The Executive Director also highlighted the importance of the contribution of Advisory Panels, the companies whose support makes these and other AOAC programs possible.
Also in the works is an expansion of the Laboratory Proficiency Testing Program (LPTP), which will now include a new Listeria environmental surface testing program and a new nationwide hemp proficiency testing program. A pilot study is being planned for the Listeria program, and technical requirements for the hemp program are being finalized by CASP’s Proficiency Testing Working group. The LPTP program is working on integrating Brazilian and Mexican laboratories and have begun including labs in Mexico and Brazil. More locations are in the works. LPTP is also conducting a feasibility study for a new Quality Training program, with a potential launch by year end. An evaluation is underway on the potential to support newer laboratories, possibly cannabis labs. Finally, LPTP is launching a new Salmonella/Chocolate PT program to launch in September 2021. Homogeneity and stability studies are underway.
The Research Institute is developing a new “Reviewed and Recognized” (R2) program, to begin activity later this year, that will review and certify method application notes.
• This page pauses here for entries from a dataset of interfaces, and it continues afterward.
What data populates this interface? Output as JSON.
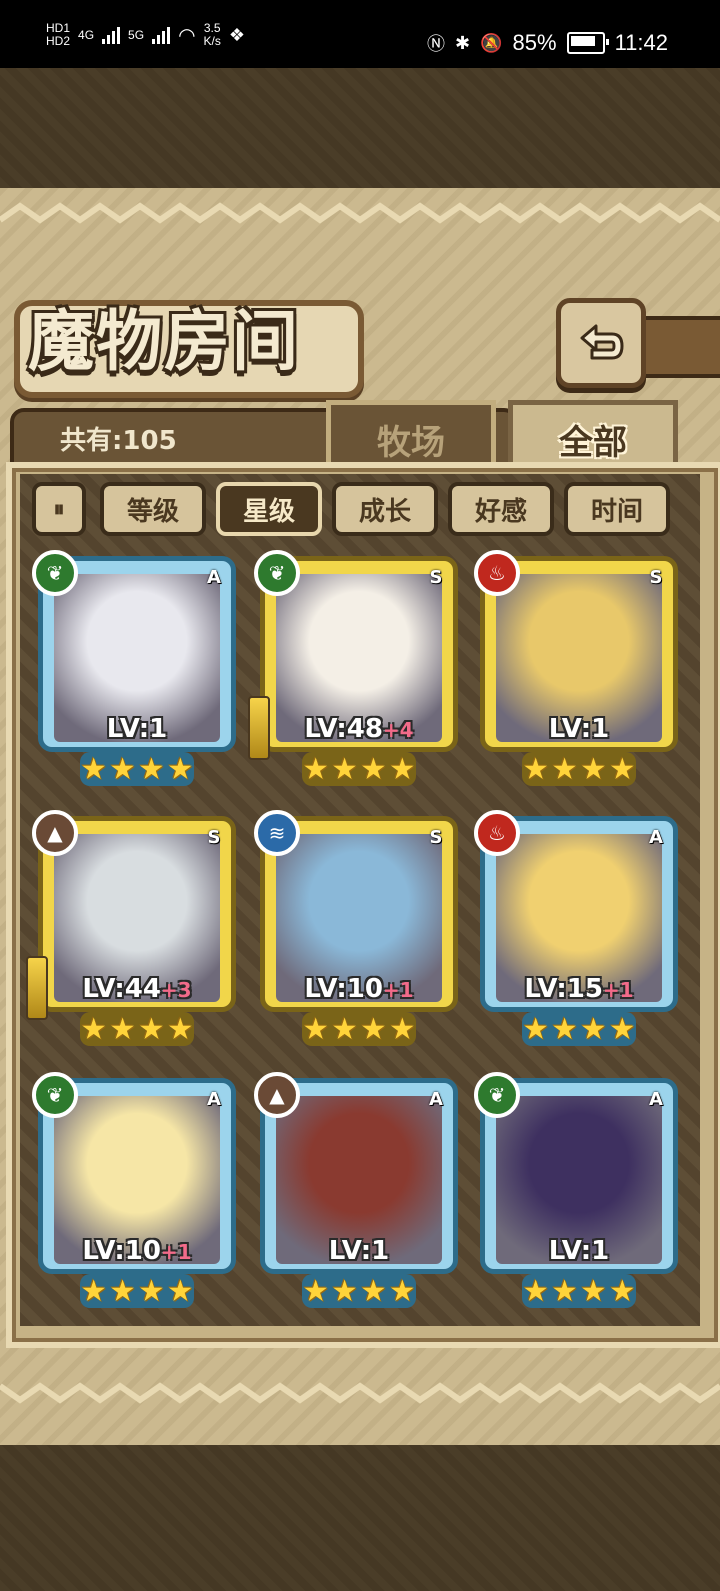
{
  "status_bar": {
    "network_type": "4G",
    "network_type2": "5G",
    "hd1": "HD",
    "hd2": "HD",
    "speed_value": "3.5",
    "speed_unit": "K/s",
    "battery_percent": "85%",
    "time": "11:42"
  },
  "header": {
    "title": "魔物房间",
    "count_label": "共有:105"
  },
  "tabs": [
    {
      "label": "牧场",
      "active": false
    },
    {
      "label": "全部",
      "active": true
    }
  ],
  "sort": {
    "toggle_icon": "pause-play-icon",
    "buttons": [
      {
        "label": "等级",
        "active": false
      },
      {
        "label": "星级",
        "active": true
      },
      {
        "label": "成长",
        "active": false
      },
      {
        "label": "好感",
        "active": false
      },
      {
        "label": "时间",
        "active": false
      }
    ]
  },
  "monsters": [
    {
      "rarity": "A",
      "element": "grass",
      "level": "LV:1",
      "plus": "",
      "stars": 4,
      "weapon": false,
      "portrait_color": "#e8e8ee"
    },
    {
      "rarity": "S",
      "element": "grass",
      "level": "LV:48",
      "plus": "+4",
      "stars": 4,
      "weapon": true,
      "portrait_color": "#f4efe6"
    },
    {
      "rarity": "S",
      "element": "fire",
      "level": "LV:1",
      "plus": "",
      "stars": 4,
      "weapon": false,
      "portrait_color": "#e8c86a"
    },
    {
      "rarity": "S",
      "element": "earth",
      "level": "LV:44",
      "plus": "+3",
      "stars": 4,
      "weapon": true,
      "portrait_color": "#d8dde0"
    },
    {
      "rarity": "S",
      "element": "water",
      "level": "LV:10",
      "plus": "+1",
      "stars": 4,
      "weapon": false,
      "portrait_color": "#8ab8d8"
    },
    {
      "rarity": "A",
      "element": "fire",
      "level": "LV:15",
      "plus": "+1",
      "stars": 4,
      "weapon": false,
      "portrait_color": "#f0d070"
    },
    {
      "rarity": "A",
      "element": "grass",
      "level": "LV:10",
      "plus": "+1",
      "stars": 4,
      "weapon": false,
      "portrait_color": "#f6e6a6"
    },
    {
      "rarity": "A",
      "element": "earth",
      "level": "LV:1",
      "plus": "",
      "stars": 4,
      "weapon": false,
      "portrait_color": "#8a3a30"
    },
    {
      "rarity": "A",
      "element": "grass",
      "level": "LV:1",
      "plus": "",
      "stars": 4,
      "weapon": false,
      "portrait_color": "#3e3060"
    }
  ],
  "colors": {
    "parchment": "#cbb98f",
    "frame_A": "#9cd4ec",
    "frame_S": "#f1d64a",
    "star": "#ffd43a",
    "plus_text": "#f26b8a"
  }
}
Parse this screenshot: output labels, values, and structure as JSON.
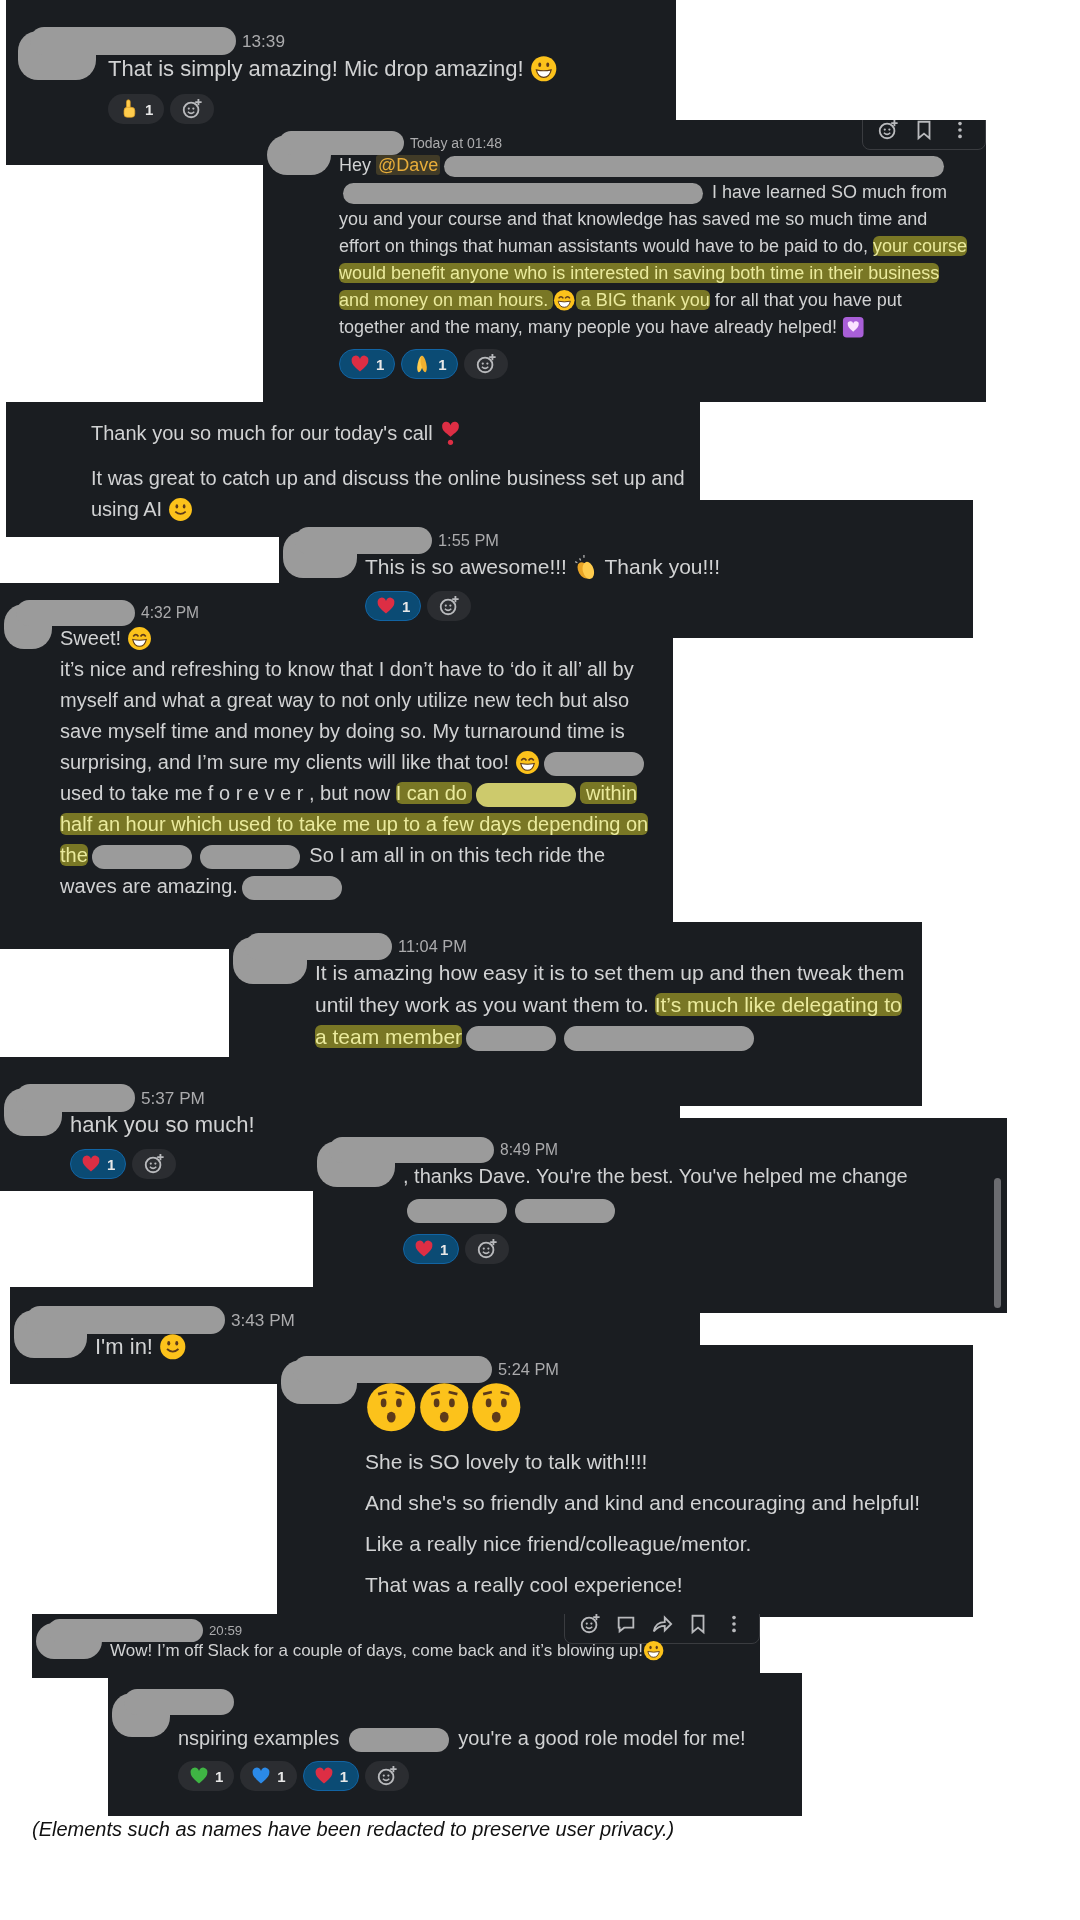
{
  "cards": [
    {
      "sender": {
        "kind": "redacted"
      },
      "time": "13:39",
      "paragraphs": [
        [
          {
            "kind": "text",
            "text": "That is simply amazing! Mic drop amazing! "
          },
          {
            "kind": "grin"
          }
        ]
      ],
      "reactions": [
        {
          "kind": "point-up",
          "count": "1",
          "selected": false
        }
      ]
    },
    {
      "sender": {
        "kind": "redacted"
      },
      "time": "Today at 01:48",
      "toolbar": [
        {
          "kind": "add-reaction"
        },
        {
          "kind": "bookmark"
        },
        {
          "kind": "more"
        }
      ],
      "paragraphs": [
        [
          {
            "kind": "text",
            "text": "Hey "
          },
          {
            "kind": "mention",
            "text": "@Dave"
          },
          {
            "kind": "redacted"
          },
          {
            "kind": "redacted"
          },
          {
            "kind": "text",
            "text": " I have learned SO much from you and your course and that knowledge has saved me so much time and effort on things that human assistants would have to be paid to do, "
          },
          {
            "kind": "highlight",
            "text": "your course would benefit anyone who is interested in saving both time in their business and money on man hours. "
          },
          {
            "kind": "beam"
          },
          {
            "kind": "highlight",
            "text": " a BIG thank you"
          },
          {
            "kind": "text",
            "text": " for all that you have put together and the many, many people you have already helped! "
          },
          {
            "kind": "heart-square"
          }
        ]
      ],
      "reactions": [
        {
          "kind": "heart",
          "color": "#dd2e44",
          "count": "1",
          "selected": true
        },
        {
          "kind": "pray",
          "count": "1",
          "selected": true
        }
      ]
    },
    {
      "paragraphs": [
        [
          {
            "kind": "text",
            "text": "Thank you so much for our today's call "
          },
          {
            "kind": "heart-exclamation"
          }
        ],
        [
          {
            "kind": "text",
            "text": "It was great to catch up and discuss the online business set up and using AI "
          },
          {
            "kind": "smile"
          }
        ]
      ]
    },
    {
      "sender": {
        "kind": "redacted"
      },
      "time": "1:55 PM",
      "paragraphs": [
        [
          {
            "kind": "text",
            "text": "This is so awesome!!! "
          },
          {
            "kind": "clap"
          },
          {
            "kind": "text",
            "text": " Thank you!!!"
          }
        ]
      ],
      "reactions": [
        {
          "kind": "heart",
          "color": "#dd2e44",
          "count": "1",
          "selected": true
        }
      ]
    },
    {
      "sender": {
        "kind": "redacted"
      },
      "time": "4:32 PM",
      "paragraphs": [
        [
          {
            "kind": "text",
            "text": "Sweet! "
          },
          {
            "kind": "beam"
          }
        ],
        [
          {
            "kind": "text",
            "text": "it’s nice and refreshing to know that I don’t have to ‘do it all’ all by myself and what a great way to not only utilize new tech but also save myself time and money by doing so.  My turnaround time is surprising, and I’m sure my clients will like that too! "
          },
          {
            "kind": "beam"
          },
          {
            "kind": "redacted",
            "highlighted": false
          },
          {
            "kind": "text",
            "text": " used to take me f o r e v e r , but now "
          },
          {
            "kind": "highlight",
            "text": "I can do "
          },
          {
            "kind": "redacted",
            "highlighted": true
          },
          {
            "kind": "highlight",
            "text": " within half an hour which used to take me up to a few days depending on the"
          },
          {
            "kind": "redacted",
            "highlighted": false
          },
          {
            "kind": "redacted",
            "highlighted": false
          },
          {
            "kind": "text",
            "text": " So I am all in on this tech ride the waves are amazing."
          },
          {
            "kind": "redacted",
            "highlighted": false
          }
        ]
      ]
    },
    {
      "sender": {
        "kind": "redacted"
      },
      "time": "11:04 PM",
      "paragraphs": [
        [
          {
            "kind": "text",
            "text": "It is amazing how easy it is to set them up and then tweak them until they work as you want them to. "
          },
          {
            "kind": "highlight",
            "text": "It’s much like delegating to a team member"
          },
          {
            "kind": "redacted"
          },
          {
            "kind": "redacted"
          }
        ]
      ]
    },
    {
      "sender": {
        "kind": "redacted"
      },
      "time": "5:37 PM",
      "paragraphs": [
        [
          {
            "kind": "text",
            "text": "hank you so much!"
          }
        ]
      ],
      "reactions": [
        {
          "kind": "heart",
          "color": "#dd2e44",
          "count": "1",
          "selected": true
        }
      ]
    },
    {
      "sender": {
        "kind": "redacted"
      },
      "time": "8:49 PM",
      "scrollbar": {
        "kind": "vertical"
      },
      "paragraphs": [
        [
          {
            "kind": "text",
            "text": ", thanks Dave. You're the best. You've helped me change"
          },
          {
            "kind": "redacted"
          },
          {
            "kind": "redacted"
          }
        ]
      ],
      "reactions": [
        {
          "kind": "heart",
          "color": "#dd2e44",
          "count": "1",
          "selected": true
        }
      ]
    },
    {
      "sender": {
        "kind": "redacted"
      },
      "time": "3:43 PM",
      "paragraphs": [
        [
          {
            "kind": "text",
            "text": "I'm in! "
          },
          {
            "kind": "smile"
          }
        ]
      ]
    },
    {
      "sender": {
        "kind": "redacted"
      },
      "time": "5:24 PM",
      "paragraphs": [
        [
          {
            "kind": "hushed"
          },
          {
            "kind": "hushed"
          },
          {
            "kind": "hushed"
          }
        ],
        [
          {
            "kind": "text",
            "text": "She is SO lovely to talk with!!!!"
          }
        ],
        [
          {
            "kind": "text",
            "text": "And she's so friendly and kind and encouraging and helpful!"
          }
        ],
        [
          {
            "kind": "text",
            "text": "Like a really nice friend/colleague/mentor."
          }
        ],
        [
          {
            "kind": "text",
            "text": "That was a really cool experience!"
          }
        ]
      ]
    },
    {
      "sender": {
        "kind": "redacted"
      },
      "time": "20:59",
      "toolbar": [
        {
          "kind": "add-reaction"
        },
        {
          "kind": "reply"
        },
        {
          "kind": "forward"
        },
        {
          "kind": "bookmark"
        },
        {
          "kind": "more"
        }
      ],
      "paragraphs": [
        [
          {
            "kind": "text",
            "text": "Wow! I’m off Slack for a couple of days, come back and it’s blowing up!"
          },
          {
            "kind": "grin"
          }
        ]
      ]
    },
    {
      "sender": {
        "kind": "redacted"
      },
      "paragraphs": [
        [
          {
            "kind": "text",
            "text": "nspiring examples "
          },
          {
            "kind": "redacted"
          },
          {
            "kind": "text",
            "text": " you're a good role model for me!"
          }
        ]
      ],
      "reactions": [
        {
          "kind": "heart",
          "color": "#3fb544",
          "count": "1",
          "selected": false
        },
        {
          "kind": "heart",
          "color": "#2b8ae8",
          "count": "1",
          "selected": false
        },
        {
          "kind": "heart",
          "color": "#dd2e44",
          "count": "1",
          "selected": true
        }
      ]
    }
  ],
  "caption": "(Elements such as names have been redacted to preserve user privacy.)"
}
AOAC has also signed a Memorandum of Understanding with the African Organisation for Standardisation (ARSO) and is working with the AOAC Sub-Saharan Africa Section to identify areas to begin collaborations.
On membership, the Executive Director reported that despite the pandemic, individual membership only decreased very slightly at .004 percent, and Organizational Membership revenue is up 1.85 percent.
The Board also reviewed plans for partnerships, including revitalizing the Latin American Section and formation of an AOAC Southeast Asia Section.
Internally, AOAC is updating its database systems, improving Customer Service, expanding training, and implementing advanced electronic security of all business systems. Management is also keeping on top of the pandemic status for a return to the workplace.
The AOAC Committee on Safety and Security is being revitalized, and a variety of changes are being implemented to facilitate activities of the Editorial Board, the Governance Committee, and others.
AOAC President Erin Crowley applauded the “momentum we have gained in this first quarter.”
AOAC Chief Science Officer Palmer Orlandi updated the Board on AOAC’s programs including SPIFAN, Food Authenticity, CASP, Rosins, Color Additives, and Gluten and Food Allergens. AOAC’s core programs have developed SMPRs, Calls for Methods, and many training webinars that attracted an average attendance in the mid-200s. The Gluten and Food Allergens program was officially launched at this Midyear Meeting. The Research Institute’s Emergency Response Validation Program, launched with the Sars-CoV-2 surface test kit validations, is now a fully implemented AOAC program.
The Chief Science Officer also described the evolution of the Midyear Meeting from largely a working venue to including an advanced horizon scanning and program development process through the Analytical Solutions Forum. He reviewed the many new initiatives in the works as well.
Finally, the Senior Director of Membership and Communications, Dawn Frazier, joined Executive Director Dave Schmidt for a discussion of the outlook for AOAC’s meetings. Frazier reported that registration for this Midyear Meeting, at 313 attendees, significantly exceeded the 2019 record of 269 registrations. The Annual Meeting & Exposition in Boston is planned as in-person, but AOAC is gathering input from stakeholders on the best format. Decisions will be confirmed at the June Board of Directors meeting.